Baker with the tackle on the running back behind the line! Baker with the pass deflection! Baker slices, Baker dices! You’ll be saying “Wow” every time you put this safety in the game!
Baker’s hype-man isn’t Vince Offer or Ron Popeil, though. Opposing coaches who have to deal with the Washington junior, like Oregon’s Mark Helfrich, fill that role just fine.
“That’s a great description: He does a bit of everything,” Helfrich said when asked of Baker’s multifaceted role on the Husky defense. “A man-cover guy, a blitzer, a center fielder [to] get depth and make plays on [passing] balls, special teams. He’s a very, very complete player.”
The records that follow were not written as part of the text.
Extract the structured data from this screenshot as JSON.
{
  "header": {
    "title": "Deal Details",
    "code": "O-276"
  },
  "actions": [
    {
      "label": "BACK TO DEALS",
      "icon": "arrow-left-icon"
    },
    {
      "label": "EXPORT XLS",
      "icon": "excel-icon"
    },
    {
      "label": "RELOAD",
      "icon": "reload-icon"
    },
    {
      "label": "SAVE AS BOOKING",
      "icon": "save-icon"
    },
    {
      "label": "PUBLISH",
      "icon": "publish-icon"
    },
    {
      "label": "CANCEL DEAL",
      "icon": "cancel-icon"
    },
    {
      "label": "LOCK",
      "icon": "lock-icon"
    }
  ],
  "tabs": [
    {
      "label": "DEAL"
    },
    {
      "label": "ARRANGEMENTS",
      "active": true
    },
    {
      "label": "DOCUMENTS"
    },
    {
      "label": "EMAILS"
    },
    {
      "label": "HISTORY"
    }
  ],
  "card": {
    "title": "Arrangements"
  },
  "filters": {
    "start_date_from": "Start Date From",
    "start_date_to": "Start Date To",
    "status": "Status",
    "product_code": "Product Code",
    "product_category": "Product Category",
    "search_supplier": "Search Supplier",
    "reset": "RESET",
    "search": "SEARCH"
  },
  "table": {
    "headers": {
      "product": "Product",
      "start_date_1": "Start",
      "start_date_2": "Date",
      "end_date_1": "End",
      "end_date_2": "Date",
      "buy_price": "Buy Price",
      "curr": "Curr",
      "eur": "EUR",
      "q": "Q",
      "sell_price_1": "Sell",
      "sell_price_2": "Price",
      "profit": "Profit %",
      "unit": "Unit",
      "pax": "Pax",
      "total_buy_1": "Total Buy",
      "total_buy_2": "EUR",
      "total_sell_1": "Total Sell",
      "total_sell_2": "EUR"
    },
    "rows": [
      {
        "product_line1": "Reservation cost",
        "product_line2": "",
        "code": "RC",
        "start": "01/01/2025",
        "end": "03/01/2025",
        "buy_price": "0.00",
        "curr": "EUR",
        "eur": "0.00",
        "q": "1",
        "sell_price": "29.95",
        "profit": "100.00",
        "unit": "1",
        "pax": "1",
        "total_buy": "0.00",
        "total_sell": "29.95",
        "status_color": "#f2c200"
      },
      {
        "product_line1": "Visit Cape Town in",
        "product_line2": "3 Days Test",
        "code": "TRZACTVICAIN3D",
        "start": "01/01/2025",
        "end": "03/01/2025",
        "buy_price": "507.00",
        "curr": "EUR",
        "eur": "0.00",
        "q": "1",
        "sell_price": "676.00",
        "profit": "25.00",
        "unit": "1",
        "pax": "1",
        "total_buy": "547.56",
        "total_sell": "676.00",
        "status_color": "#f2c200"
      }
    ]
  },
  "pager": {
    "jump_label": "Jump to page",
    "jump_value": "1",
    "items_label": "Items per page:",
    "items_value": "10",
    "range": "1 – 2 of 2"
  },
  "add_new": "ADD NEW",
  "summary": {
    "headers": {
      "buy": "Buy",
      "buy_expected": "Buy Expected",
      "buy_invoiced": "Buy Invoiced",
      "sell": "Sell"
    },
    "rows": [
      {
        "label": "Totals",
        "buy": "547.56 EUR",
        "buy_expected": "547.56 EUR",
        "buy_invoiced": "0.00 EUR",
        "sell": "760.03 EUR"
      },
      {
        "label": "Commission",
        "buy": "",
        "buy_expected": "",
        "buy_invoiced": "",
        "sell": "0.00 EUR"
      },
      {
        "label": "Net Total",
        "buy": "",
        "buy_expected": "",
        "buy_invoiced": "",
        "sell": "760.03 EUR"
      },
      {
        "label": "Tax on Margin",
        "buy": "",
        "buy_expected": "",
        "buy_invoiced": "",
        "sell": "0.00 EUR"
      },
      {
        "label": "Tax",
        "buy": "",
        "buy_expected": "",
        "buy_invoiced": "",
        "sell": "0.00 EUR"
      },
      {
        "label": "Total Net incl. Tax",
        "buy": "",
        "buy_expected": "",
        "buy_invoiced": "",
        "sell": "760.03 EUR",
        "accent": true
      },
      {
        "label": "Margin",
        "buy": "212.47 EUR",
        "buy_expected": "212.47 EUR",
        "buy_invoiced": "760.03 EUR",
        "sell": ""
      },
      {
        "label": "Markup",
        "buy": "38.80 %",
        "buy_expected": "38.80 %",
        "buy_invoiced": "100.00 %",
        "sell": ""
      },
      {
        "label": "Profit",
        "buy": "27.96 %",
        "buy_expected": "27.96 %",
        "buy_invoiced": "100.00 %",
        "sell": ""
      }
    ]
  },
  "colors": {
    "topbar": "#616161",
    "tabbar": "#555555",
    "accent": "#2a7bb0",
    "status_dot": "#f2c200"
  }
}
Budda Baker may or may not be able to lift wine stains from your carpet, but he can seemingly do just about anything else. He was all over the field in Washington’s 44-6 deconstruction of Stanford in Week 5, providing run support to keep 2015 Heisman Trophy finalist Christian McCaffrey bottled up, racking up six tackles on the night.
The week prior, he spied explosive ball-carrying quarterback Brandon Dawkins from Arizona. His diligence on the backline produced 10 tackles — and kept the Wildcats from breaking too many big plays, which would have cost the Huskies in an overtime win.
He’s broken up a pass, forced a fumble been in on a sack and made 2.5 tackles for loss on the season. But Baker’s impact on the Washington defense cannot be entirely measured through his statistical output, impressive as it may be.
Like any product on a cable infomercial, you have to see him in action to believe it. The only difference? Baker actually delivers.
He doesn’t simply arrive for showtime, game day, provide a couple of highlight-reel moments, then clock out. Washington head coach Chris Petersen considers the safety a leader of the Huskies’ defense for his day-to-day, play-to-play persistence.
“The one thing about him is he’s just on-point so often,” Petersen said. “That’s how he practices, and that’s how he prepares. It doesn’t matter the tempo we’re going in practice, he is going to show up full-speed.”
Taking an always-on mindset in practice makes for a smooth transition to Saturdays. With Baker, the Washington defense knows exactly what it will get, since there’s never a drop-off or lull.
“It always looks like it’s supposed to look. It shows up in the games, and, well, that’s what he looks like in practice,” Petersen added. “I think that’s a big compliment, because I think there’s not a lot of guys like that. Guys are sporadic. There’s good days, there’s bad days, [but] Budda is very consistent.”
Baker’s versatility will be front-and-center Week 6 when he tries to add another attribute to his long list of qualities: the ability to end a 12-year streak.
Washington travels to Oregon to face a rival the Huskies have not beaten since 2003. The streak looms large over Huskies football, and snapping it Saturday means slowing an explosive offense.
Despite the Ducks’ slow start to 2016, they’re still scoring 40 points per game with an offense loaded at the skill positions.
“They do a great job in space, and they are hard to tackle,” Petersen said of Oregon’s offensive play-makers.
Baker will help contain running back Royce Freeman on the ground, just as much as he aids in covering a deep and talented Oregon wide-receiving corps.
The scene is set for Baker to have a big performance. It’s the kind of live demonstration a product pitchman would kill for.